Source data

★ ★ ★ ★

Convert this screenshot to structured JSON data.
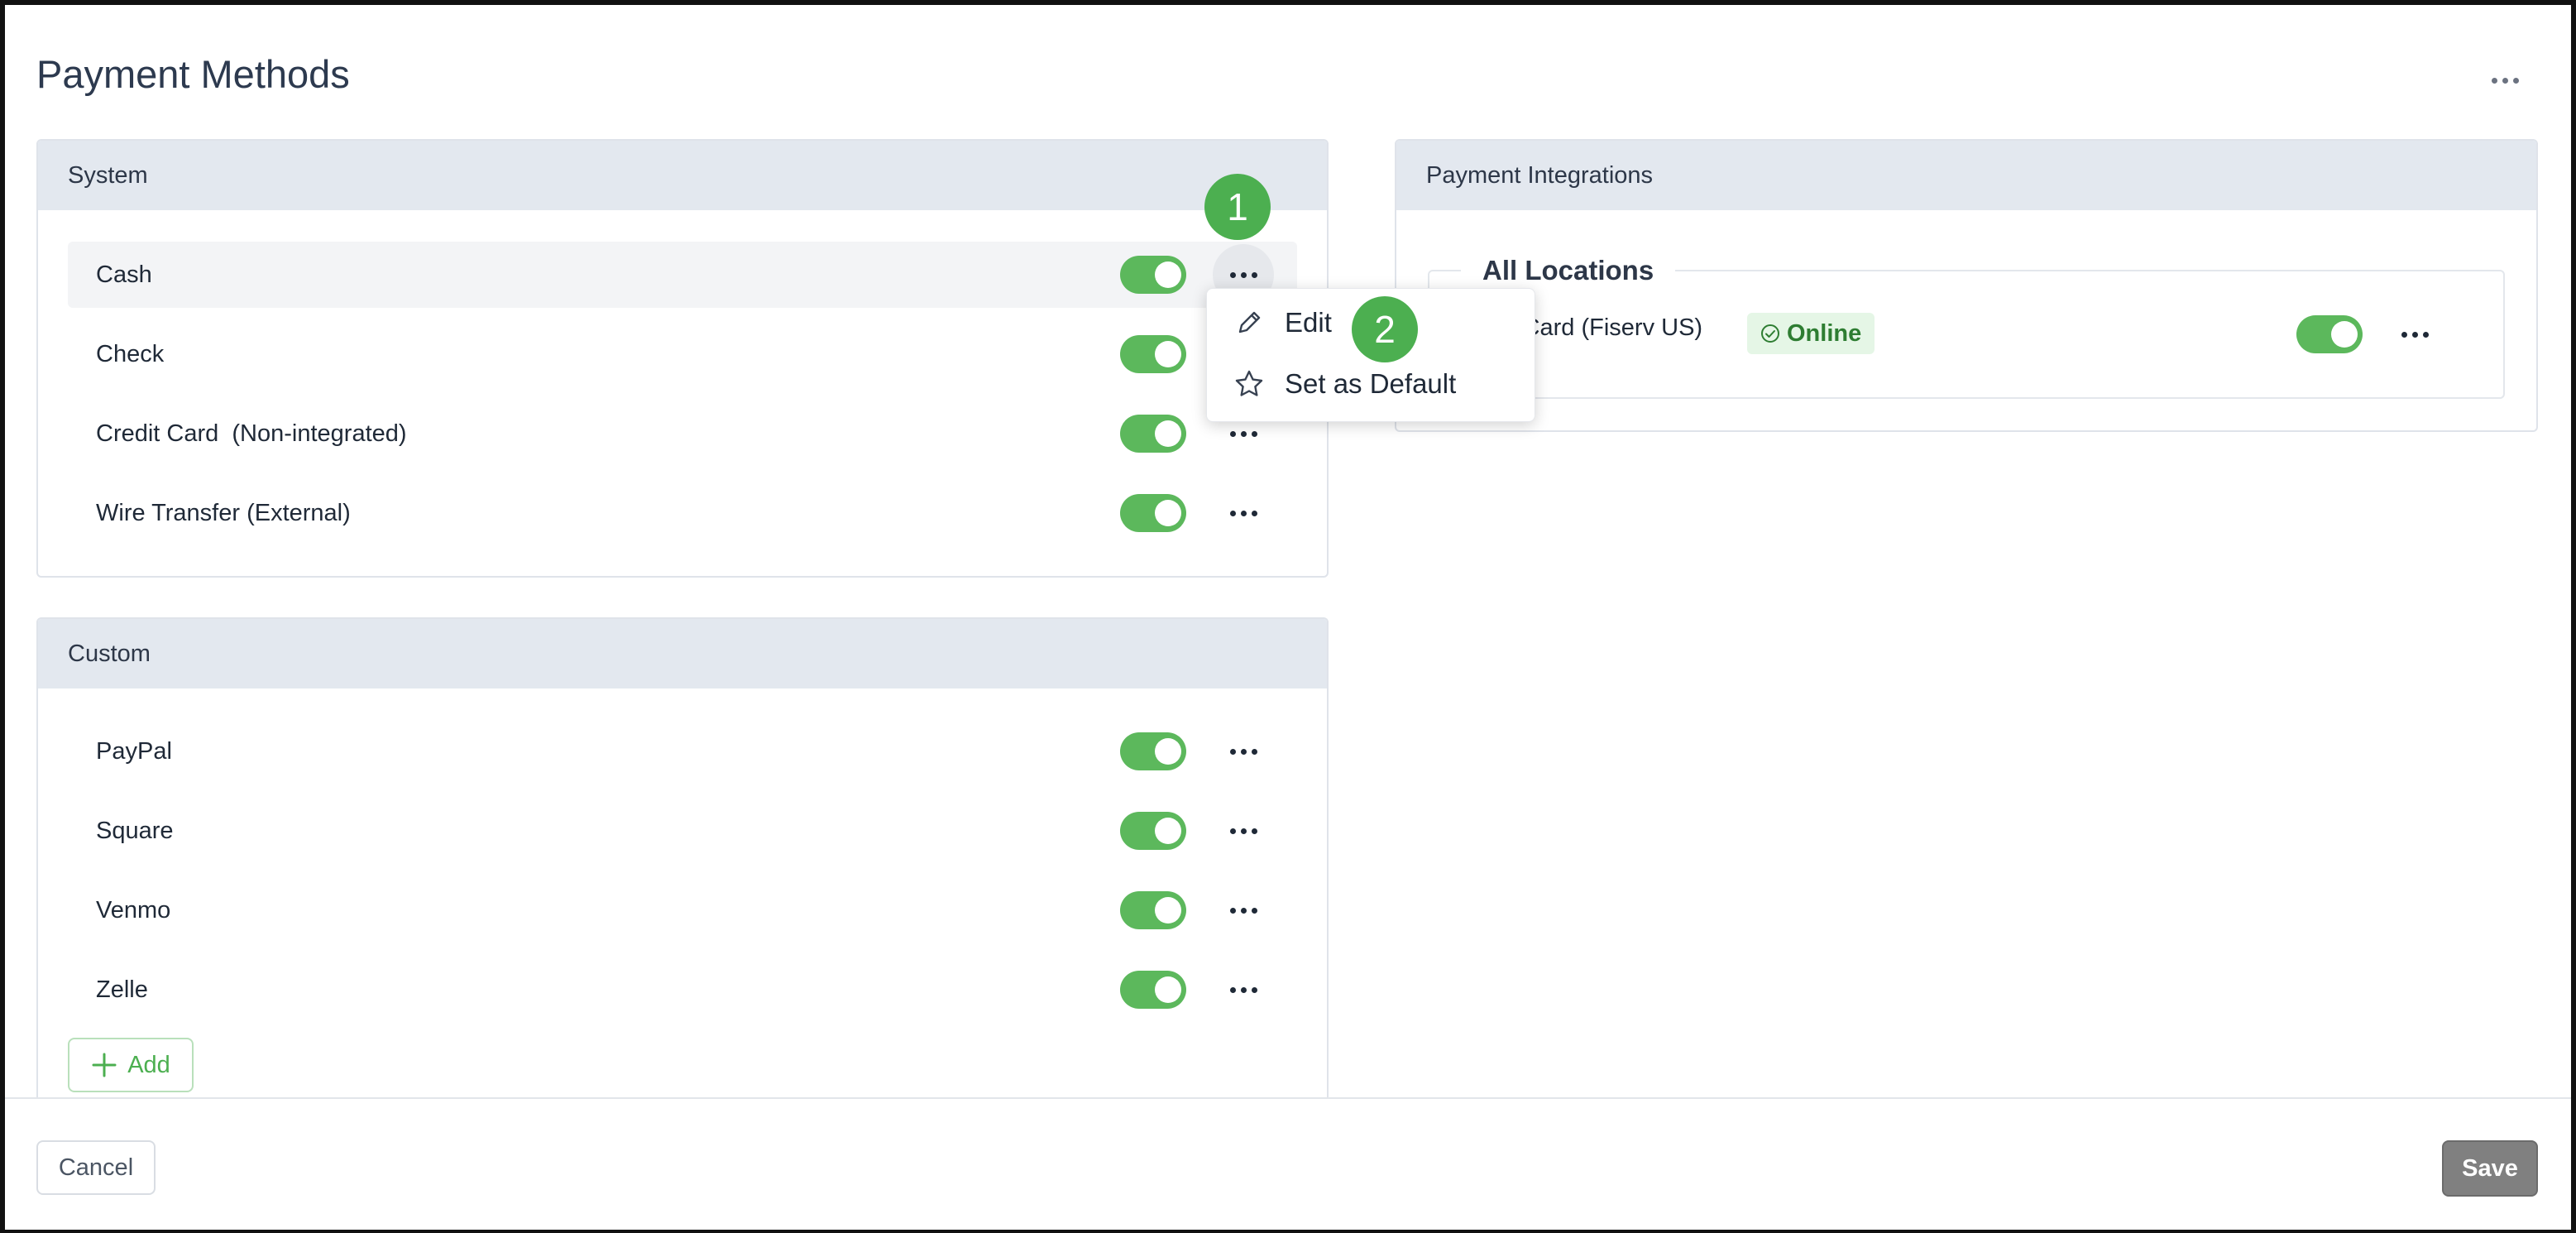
{
  "page": {
    "title": "Payment Methods"
  },
  "system": {
    "title": "System",
    "items": [
      {
        "label": "Cash",
        "enabled": true
      },
      {
        "label": "Check",
        "enabled": true
      },
      {
        "label": "Credit Card  (Non-integrated)",
        "enabled": true
      },
      {
        "label": "Wire Transfer (External)",
        "enabled": true
      }
    ]
  },
  "custom": {
    "title": "Custom",
    "items": [
      {
        "label": "PayPal",
        "enabled": true
      },
      {
        "label": "Square",
        "enabled": true
      },
      {
        "label": "Venmo",
        "enabled": true
      },
      {
        "label": "Zelle",
        "enabled": true
      }
    ],
    "add_label": "Add"
  },
  "integrations": {
    "title": "Payment Integrations",
    "group_label": "All Locations",
    "item": {
      "label": "it Card (Fiserv US)",
      "status": "Online",
      "enabled": true
    }
  },
  "context_menu": {
    "items": [
      {
        "label": "Edit",
        "icon": "pencil-icon"
      },
      {
        "label": "Set as Default",
        "icon": "star-icon"
      }
    ]
  },
  "steps": [
    "1",
    "2"
  ],
  "footer": {
    "cancel_label": "Cancel",
    "save_label": "Save"
  },
  "colors": {
    "accent": "#4caf50",
    "toggle_on": "#5cb85c",
    "badge_bg": "#e5f6e6",
    "panel_header": "#e3e8ef"
  }
}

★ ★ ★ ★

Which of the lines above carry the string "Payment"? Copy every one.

• ANSWER SPACE:
    "title": "Payment Methods"
    "title": "Payment Integrations",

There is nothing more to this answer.